Low-fat doesn’t have to mean food has to have no flavor or no fun. This diet is good for your overall health and also benefits those suffering from obesity and heart issues.
Fatty foods obstruct your stools and may worsen your IBS symptoms. High-fat foods are typically low in fiber.
Cut out the fried foods and fats and steer your diet toward lean meats, fruits, vegetables, grains and low-fat dairy products.
Low FODMAP Diet
An important thing to note about this diet is that it should only be undertaken with the support and direction of your physician to ensure you are getting the proper amount of nutrients.
FODMAP is an acronym for fermentable oligosaccharides, disaccharides, monosaccharides, and polyols; essentially this means carbohydrates that are difficult for the intestines to digest.
Taking a time out from high FODMAP foods for 6-8 weeks may improve your IBS symptoms.
High FODMAP foods include lactose, legumes, high-fructose corn syrup, sweeteners, wheat-based bread, cereals and pasta, and certain fruits and vegetables.
The Bottom Line…
Don’t ignore your digestive sensitivity. A few tweaks to your diet could be all the difference in avoiding or minimizing your IBS symptoms.

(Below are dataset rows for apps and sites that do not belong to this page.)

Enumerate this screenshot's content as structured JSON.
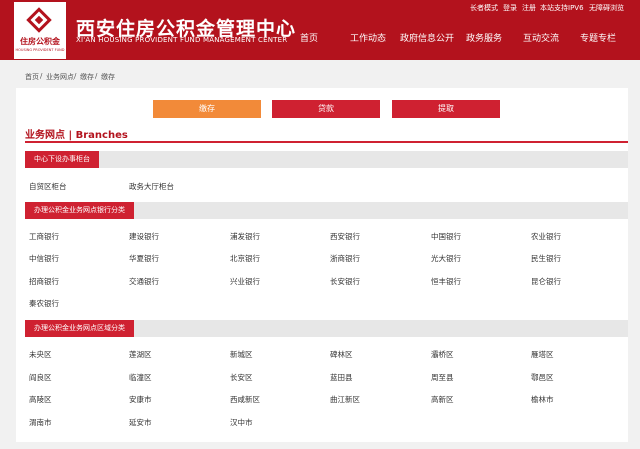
{
  "header": {
    "logo_cn": "住房公积金",
    "logo_en": "HOUSING PROVIDENT FUND",
    "title": "西安住房公积金管理中心",
    "subtitle": "XI'AN HOUSING PROVIDENT FUND MANAGEMENT CENTER",
    "util_links": [
      "长者模式",
      "登录",
      "注册",
      "本站支持IPV6",
      "无障碍浏览"
    ],
    "nav": [
      "首页",
      "工作动态",
      "政府信息公开",
      "政务服务",
      "互动交流",
      "专题专栏"
    ],
    "brand_color": "#b3121d"
  },
  "breadcrumb": [
    "首页",
    "/",
    "业务网点",
    "/",
    "缴存",
    "/",
    "缴存"
  ],
  "tabs": [
    {
      "label": "缴存",
      "active": true
    },
    {
      "label": "贷款",
      "active": false
    },
    {
      "label": "提取",
      "active": false
    }
  ],
  "branches_title": "业务网点 | Branches",
  "sections": [
    {
      "title": "中心下设办事柜台",
      "items": [
        "自贸区柜台",
        "政务大厅柜台"
      ]
    },
    {
      "title": "办理公积金业务网点银行分类",
      "items": [
        "工商银行",
        "建设银行",
        "浦发银行",
        "西安银行",
        "中国银行",
        "农业银行",
        "中信银行",
        "华夏银行",
        "北京银行",
        "浙商银行",
        "光大银行",
        "民生银行",
        "招商银行",
        "交通银行",
        "兴业银行",
        "长安银行",
        "恒丰银行",
        "昆仑银行",
        "秦农银行"
      ]
    },
    {
      "title": "办理公积金业务网点区域分类",
      "items": [
        "未央区",
        "莲湖区",
        "新城区",
        "碑林区",
        "灞桥区",
        "雁塔区",
        "阎良区",
        "临潼区",
        "长安区",
        "蓝田县",
        "周至县",
        "鄠邑区",
        "高陵区",
        "安康市",
        "西咸新区",
        "曲江新区",
        "高新区",
        "榆林市",
        "渭南市",
        "延安市",
        "汉中市"
      ]
    }
  ],
  "colors": {
    "accent": "#cf2131",
    "active_tab": "#f28a39",
    "section_bg": "#e7e7e7",
    "page_bg": "#f1f1f1"
  }
}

No matter what your diet restrictions are, you will be able to find delicious recipes to keep you feeling satisfied and avoid the ritual of the hot water bottle on the couch after dinner.